As World AIDS Day is marked on Monday, the fight against the disease remains stymied by the of adequate treatment in poor countries and setbacks in finding an effective vaccine, experts say.
To be sure, there have been plenty of advances over the past two decades. While 33 million people have the human immunodeficiency virus (HIV) that causes AIDS, more are enjoying healthier, longer lives thanks to powerful new medications.
Organisers of World AIDS Day -- built around the themes of leadership, self-responsibility and activism -- are calling on governments to follow through on promises of universal treatment, prevention, care and support.
"We have effective treatments. We have no other choice than to offer them to all those who need them," said Jean-Francois Delfraissy, head of the French National Research Agency on AIDS and viral hepatitis (ANRS).

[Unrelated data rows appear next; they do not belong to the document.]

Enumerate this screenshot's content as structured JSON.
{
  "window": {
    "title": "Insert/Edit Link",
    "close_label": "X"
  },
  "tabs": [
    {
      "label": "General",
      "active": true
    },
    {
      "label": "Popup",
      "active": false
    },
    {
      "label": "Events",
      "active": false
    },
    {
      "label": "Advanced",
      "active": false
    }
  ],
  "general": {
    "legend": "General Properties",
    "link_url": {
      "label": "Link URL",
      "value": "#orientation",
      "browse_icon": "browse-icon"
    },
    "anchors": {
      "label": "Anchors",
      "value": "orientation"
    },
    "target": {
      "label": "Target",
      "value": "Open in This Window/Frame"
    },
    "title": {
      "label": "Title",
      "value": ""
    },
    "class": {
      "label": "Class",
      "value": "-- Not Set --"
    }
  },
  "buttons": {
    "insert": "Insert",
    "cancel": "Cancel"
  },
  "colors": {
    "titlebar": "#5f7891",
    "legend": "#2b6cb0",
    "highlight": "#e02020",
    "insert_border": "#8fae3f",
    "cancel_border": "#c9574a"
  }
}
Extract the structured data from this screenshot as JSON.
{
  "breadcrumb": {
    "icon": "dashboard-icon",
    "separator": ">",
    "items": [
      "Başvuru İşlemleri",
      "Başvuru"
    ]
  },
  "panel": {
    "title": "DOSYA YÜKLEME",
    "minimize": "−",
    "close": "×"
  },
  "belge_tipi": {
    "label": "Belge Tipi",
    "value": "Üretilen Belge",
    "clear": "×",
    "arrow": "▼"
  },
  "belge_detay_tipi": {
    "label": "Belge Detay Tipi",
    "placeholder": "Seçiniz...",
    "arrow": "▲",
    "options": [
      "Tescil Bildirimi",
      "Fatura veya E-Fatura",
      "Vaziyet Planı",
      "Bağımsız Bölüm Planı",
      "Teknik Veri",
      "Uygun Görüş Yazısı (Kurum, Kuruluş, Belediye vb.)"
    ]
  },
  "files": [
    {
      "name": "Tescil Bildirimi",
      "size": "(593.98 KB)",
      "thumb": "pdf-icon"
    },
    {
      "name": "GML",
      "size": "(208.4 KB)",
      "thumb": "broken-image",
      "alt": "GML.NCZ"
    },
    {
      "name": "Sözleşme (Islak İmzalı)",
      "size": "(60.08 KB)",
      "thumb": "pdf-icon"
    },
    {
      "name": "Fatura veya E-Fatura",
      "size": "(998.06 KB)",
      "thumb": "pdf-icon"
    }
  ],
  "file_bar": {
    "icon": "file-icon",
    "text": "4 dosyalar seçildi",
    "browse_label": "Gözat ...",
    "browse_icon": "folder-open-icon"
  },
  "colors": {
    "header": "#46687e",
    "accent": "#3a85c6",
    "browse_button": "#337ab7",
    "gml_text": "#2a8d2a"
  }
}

But affordable and effective treatment remains a rarity in Africa, home to the majority of HIV-positive people, making prospects of universal access to medication remote in the near future.
In poorer countries, the choice may eventually be between treating millions of HIV-positive patients, or offering more expensive treatment to some 500,000 people who are resistant to mainstream therapies, Delfraissy said.
Even in wealthier nations like France, where 5,200 new HIV-positive cases were registered last year, thousands of others remain unaware they are infected.
On Friday, the United Nations urged countries to focus on the roots of the epidemic and draw on a panoply of tried-and-tested tools to help HIV from spreading among people most at risk.